Sully stared at his hands in disbelief for a few moments.
There was a worse sight than the twisted corpse of Mary Rodgers; there were the bodies of her three children who had been cut down as they rushed to their mother’s side when the shooting began.
Sully dropped his pistols and began to openly weep at the sight of their small, broken bodies.
Jack gasped. Mary Rodgers had shot him in the abdomen. The wound looked bad. Jack wouldn’t make it out of this forgotten little corner of the country alive.
“Sully!” Jack gasped again. Blood gurgled in the back of his throat and he began coughing. “I’ve been shot cousin. She shot me!”
Sully stooped down and cradled the dying man.
“You’re gonna be okay Jack.” Sully tried hard to keep his composure “We’ll get you to a surgeon. You’ll be right as the mail in no time! You’ll be alright!”
“Sully, don’t tell my momma what we done here today. She don’t need to know that I shot a woman. That I shot children.
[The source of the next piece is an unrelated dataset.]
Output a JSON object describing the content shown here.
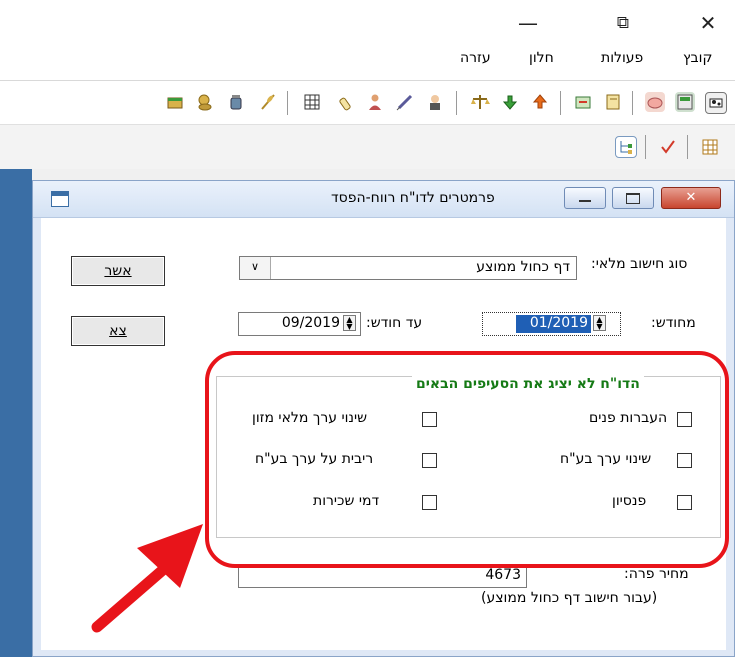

I don’t wanna go to hell Sully. I didn’t wanna do this…”
Sully’s tears burned like lava and carved trails down his grimy cheeks.
“Am I going to hell Sully? Please Sully!”
Jack began coughing more violently; he gasped audibly. Sully would hear the sounds of his dying cousin for the rest of his life; one never forgets a death rattle when one hears it.
“Don’t talk Jack. You’ll be back home before the spring. You’ll be a plowin’, in no time and your momma is gonna fix you mashed taters, biscuits, soup beans and rhubarb pie for dinner when you get back home!”
The thought of home made Jack smile before his eyes rolled wildly and his body convulsed so violently that Sully had to strain hard to keep his grip. Sully held his cousin, his best friend, his comrade in arms, until he died as the men of Company A watched on solemnly.
Someone quietly hummed a mournful tune as the bodies of Mary Rodgers and her children were laid to rest. Sully dug their graves in silence.
“Oh the years go slowly by Lorena
Snow is on the ground again…”
And Beauford Sullivan “Sully” Beauregard would forever hear that mournful dirge echoing through his nightmares…